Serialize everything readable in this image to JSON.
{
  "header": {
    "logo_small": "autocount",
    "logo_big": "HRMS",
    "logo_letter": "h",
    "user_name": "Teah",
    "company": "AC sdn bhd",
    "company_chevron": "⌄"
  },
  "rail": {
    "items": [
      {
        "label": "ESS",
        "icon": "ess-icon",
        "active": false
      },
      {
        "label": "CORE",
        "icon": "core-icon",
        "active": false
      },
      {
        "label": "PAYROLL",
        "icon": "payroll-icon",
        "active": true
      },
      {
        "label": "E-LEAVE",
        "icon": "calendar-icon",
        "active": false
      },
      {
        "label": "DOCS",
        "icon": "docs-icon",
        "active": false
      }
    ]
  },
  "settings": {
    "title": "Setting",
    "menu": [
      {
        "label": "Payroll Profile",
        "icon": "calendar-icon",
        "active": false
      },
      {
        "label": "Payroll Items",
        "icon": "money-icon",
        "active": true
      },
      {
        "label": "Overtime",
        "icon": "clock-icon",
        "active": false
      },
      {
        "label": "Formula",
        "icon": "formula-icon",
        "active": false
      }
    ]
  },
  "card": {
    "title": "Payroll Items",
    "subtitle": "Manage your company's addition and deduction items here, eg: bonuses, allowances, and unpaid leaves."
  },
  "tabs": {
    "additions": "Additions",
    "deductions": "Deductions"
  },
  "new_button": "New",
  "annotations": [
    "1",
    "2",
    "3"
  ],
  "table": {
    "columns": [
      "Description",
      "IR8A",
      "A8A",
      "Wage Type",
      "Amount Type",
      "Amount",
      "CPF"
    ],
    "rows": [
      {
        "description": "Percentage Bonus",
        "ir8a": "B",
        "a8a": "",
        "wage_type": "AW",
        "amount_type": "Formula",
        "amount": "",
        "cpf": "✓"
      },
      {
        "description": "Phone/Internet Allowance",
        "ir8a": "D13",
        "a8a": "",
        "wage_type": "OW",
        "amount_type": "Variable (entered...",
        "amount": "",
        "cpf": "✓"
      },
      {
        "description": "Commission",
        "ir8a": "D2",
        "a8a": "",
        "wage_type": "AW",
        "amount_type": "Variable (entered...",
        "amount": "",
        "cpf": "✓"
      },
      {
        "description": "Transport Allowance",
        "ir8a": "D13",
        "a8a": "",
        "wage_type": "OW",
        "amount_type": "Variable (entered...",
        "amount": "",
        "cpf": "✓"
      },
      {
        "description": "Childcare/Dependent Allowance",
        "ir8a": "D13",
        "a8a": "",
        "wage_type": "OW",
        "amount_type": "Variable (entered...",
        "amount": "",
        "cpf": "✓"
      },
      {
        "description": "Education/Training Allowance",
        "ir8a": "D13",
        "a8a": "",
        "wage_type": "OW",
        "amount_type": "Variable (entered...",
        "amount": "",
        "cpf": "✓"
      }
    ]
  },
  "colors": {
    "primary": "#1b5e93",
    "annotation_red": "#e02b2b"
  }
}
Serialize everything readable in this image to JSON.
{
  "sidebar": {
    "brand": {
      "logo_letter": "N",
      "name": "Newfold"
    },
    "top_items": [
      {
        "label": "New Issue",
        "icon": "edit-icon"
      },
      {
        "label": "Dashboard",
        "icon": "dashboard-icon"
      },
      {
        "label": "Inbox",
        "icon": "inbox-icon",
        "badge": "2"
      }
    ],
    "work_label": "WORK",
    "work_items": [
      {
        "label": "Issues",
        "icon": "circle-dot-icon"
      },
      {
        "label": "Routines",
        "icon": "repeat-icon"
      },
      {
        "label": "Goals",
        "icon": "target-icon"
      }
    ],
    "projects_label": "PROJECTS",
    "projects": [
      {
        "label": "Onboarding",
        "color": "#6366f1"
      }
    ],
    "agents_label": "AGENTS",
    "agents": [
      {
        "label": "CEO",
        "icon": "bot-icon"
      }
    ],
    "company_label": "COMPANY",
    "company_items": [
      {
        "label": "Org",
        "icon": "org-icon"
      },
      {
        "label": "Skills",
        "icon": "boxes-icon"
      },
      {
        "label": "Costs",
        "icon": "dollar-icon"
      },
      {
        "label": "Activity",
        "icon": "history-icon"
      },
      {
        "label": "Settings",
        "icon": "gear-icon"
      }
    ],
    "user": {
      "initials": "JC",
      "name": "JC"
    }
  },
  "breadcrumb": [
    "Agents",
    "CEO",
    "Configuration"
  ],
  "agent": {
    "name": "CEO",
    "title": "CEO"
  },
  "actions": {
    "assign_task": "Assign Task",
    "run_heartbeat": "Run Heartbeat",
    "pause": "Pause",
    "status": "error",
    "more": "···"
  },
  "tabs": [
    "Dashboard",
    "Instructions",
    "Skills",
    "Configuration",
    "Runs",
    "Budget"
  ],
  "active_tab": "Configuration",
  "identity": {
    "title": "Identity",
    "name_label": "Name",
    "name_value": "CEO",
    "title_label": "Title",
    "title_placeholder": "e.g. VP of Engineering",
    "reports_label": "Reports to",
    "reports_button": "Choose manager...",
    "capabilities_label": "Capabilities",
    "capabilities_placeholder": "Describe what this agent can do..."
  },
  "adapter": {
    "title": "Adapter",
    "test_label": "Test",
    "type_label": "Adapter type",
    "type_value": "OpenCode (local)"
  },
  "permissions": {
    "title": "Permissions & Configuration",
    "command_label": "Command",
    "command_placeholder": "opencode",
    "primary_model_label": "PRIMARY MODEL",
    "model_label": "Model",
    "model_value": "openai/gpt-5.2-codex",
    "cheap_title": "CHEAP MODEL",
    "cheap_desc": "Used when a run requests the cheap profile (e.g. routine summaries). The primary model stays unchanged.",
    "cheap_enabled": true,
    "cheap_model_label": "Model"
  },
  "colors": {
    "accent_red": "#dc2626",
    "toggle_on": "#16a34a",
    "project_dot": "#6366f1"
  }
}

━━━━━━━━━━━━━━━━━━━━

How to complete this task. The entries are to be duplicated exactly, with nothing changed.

Written solution.
Serialize everything readable in this image to JSON.
{
  "header": {
    "logo_small": "autocount",
    "logo_big": "HRMS",
    "logo_letter": "h",
    "user_name": "Teah",
    "company": "AC sdn bhd",
    "company_chevron": "⌄"
  },
  "rail": {
    "items": [
      {
        "label": "ESS",
        "icon": "ess-icon",
        "active": false
      },
      {
        "label": "CORE",
        "icon": "core-icon",
        "active": false
      },
      {
        "label": "PAYROLL",
        "icon": "payroll-icon",
        "active": true
      },
      {
        "label": "E-LEAVE",
        "icon": "calendar-icon",
        "active": false
      },
      {
        "label": "DOCS",
        "icon": "docs-icon",
        "active": false
      }
    ]
  },
  "settings": {
    "title": "Setting",
    "menu": [
      {
        "label": "Payroll Profile",
        "icon": "calendar-icon",
        "active": false
      },
      {
        "label": "Payroll Items",
        "icon": "money-icon",
        "active": true
      },
      {
        "label": "Overtime",
        "icon": "clock-icon",
        "active": false
      },
      {
        "label": "Formula",
        "icon": "formula-icon",
        "active": false
      }
    ]
  },
  "card": {
    "title": "Payroll Items",
    "subtitle": "Manage your company's addition and deduction items here, eg: bonuses, allowances, and unpaid leaves."
  },
  "tabs": {
    "additions": "Additions",
    "deductions": "Deductions"
  },
  "new_button": "New",
  "annotations": [
    "1",
    "2",
    "3"
  ],
  "table": {
    "columns": [
      "Description",
      "IR8A",
      "A8A",
      "Wage Type",
      "Amount Type",
      "Amount",
      "CPF"
    ],
    "rows": [
      {
        "description": "Percentage Bonus",
        "ir8a": "B",
        "a8a": "",
        "wage_type": "AW",
        "amount_type": "Formula",
        "amount": "",
        "cpf": "✓"
      },
      {
        "description": "Phone/Internet Allowance",
        "ir8a": "D13",
        "a8a": "",
        "wage_type": "OW",
        "amount_type": "Variable (entered...",
        "amount": "",
        "cpf": "✓"
      },
      {
        "description": "Commission",
        "ir8a": "D2",
        "a8a": "",
        "wage_type": "AW",
        "amount_type": "Variable (entered...",
        "amount": "",
        "cpf": "✓"
      },
      {
        "description": "Transport Allowance",
        "ir8a": "D13",
        "a8a": "",
        "wage_type": "OW",
        "amount_type": "Variable (entered...",
        "amount": "",
        "cpf": "✓"
      },
      {
        "description": "Childcare/Dependent Allowance",
        "ir8a": "D13",
        "a8a": "",
        "wage_type": "OW",
        "amount_type": "Variable (entered...",
        "amount": "",
        "cpf": "✓"
      },
      {
        "description": "Education/Training Allowance",
        "ir8a": "D13",
        "a8a": "",
        "wage_type": "OW",
        "amount_type": "Variable (entered...",
        "amount": "",
        "cpf": "✓"
      }
    ]
  },
  "colors": {
    "primary": "#1b5e93",
    "annotation_red": "#e02b2b"
  }
}
Serialize everything readable in this image to JSON.
{
  "sidebar": {
    "brand": {
      "logo_letter": "N",
      "name": "Newfold"
    },
    "top_items": [
      {
        "label": "New Issue",
        "icon": "edit-icon"
      },
      {
        "label": "Dashboard",
        "icon": "dashboard-icon"
      },
      {
        "label": "Inbox",
        "icon": "inbox-icon",
        "badge": "2"
      }
    ],
    "work_label": "WORK",
    "work_items": [
      {
        "label": "Issues",
        "icon": "circle-dot-icon"
      },
      {
        "label": "Routines",
        "icon": "repeat-icon"
      },
      {
        "label": "Goals",
        "icon": "target-icon"
      }
    ],
    "projects_label": "PROJECTS",
    "projects": [
      {
        "label": "Onboarding",
        "color": "#6366f1"
      }
    ],
    "agents_label": "AGENTS",
    "agents": [
      {
        "label": "CEO",
        "icon": "bot-icon"
      }
    ],
    "company_label": "COMPANY",
    "company_items": [
      {
        "label": "Org",
        "icon": "org-icon"
      },
      {
        "label": "Skills",
        "icon": "boxes-icon"
      },
      {
        "label": "Costs",
        "icon": "dollar-icon"
      },
      {
        "label": "Activity",
        "icon": "history-icon"
      },
      {
        "label": "Settings",
        "icon": "gear-icon"
      }
    ],
    "user": {
      "initials": "JC",
      "name": "JC"
    }
  },
  "breadcrumb": [
    "Agents",
    "CEO",
    "Configuration"
  ],
  "agent": {
    "name": "CEO",
    "title": "CEO"
  },
  "actions": {
    "assign_task": "Assign Task",
    "run_heartbeat": "Run Heartbeat",
    "pause": "Pause",
    "status": "error",
    "more": "···"
  },
  "tabs": [
    "Dashboard",
    "Instructions",
    "Skills",
    "Configuration",
    "Runs",
    "Budget"
  ],
  "active_tab": "Configuration",
  "identity": {
    "title": "Identity",
    "name_label": "Name",
    "name_value": "CEO",
    "title_label": "Title",
    "title_placeholder": "e.g. VP of Engineering",
    "reports_label": "Reports to",
    "reports_button": "Choose manager...",
    "capabilities_label": "Capabilities",
    "capabilities_placeholder": "Describe what this agent can do..."
  },
  "adapter": {
    "title": "Adapter",
    "test_label": "Test",
    "type_label": "Adapter type",
    "type_value": "OpenCode (local)"
  },
  "permissions": {
    "title": "Permissions & Configuration",
    "command_label": "Command",
    "command_placeholder": "opencode",
    "primary_model_label": "PRIMARY MODEL",
    "model_label": "Model",
    "model_value": "openai/gpt-5.2-codex",
    "cheap_title": "CHEAP MODEL",
    "cheap_desc": "Used when a run requests the cheap profile (e.g. routine summaries). The primary model stays unchanged.",
    "cheap_enabled": true,
    "cheap_model_label": "Model"
  },
  "colors": {
    "accent_red": "#dc2626",
    "toggle_on": "#16a34a",
    "project_dot": "#6366f1"
  }
}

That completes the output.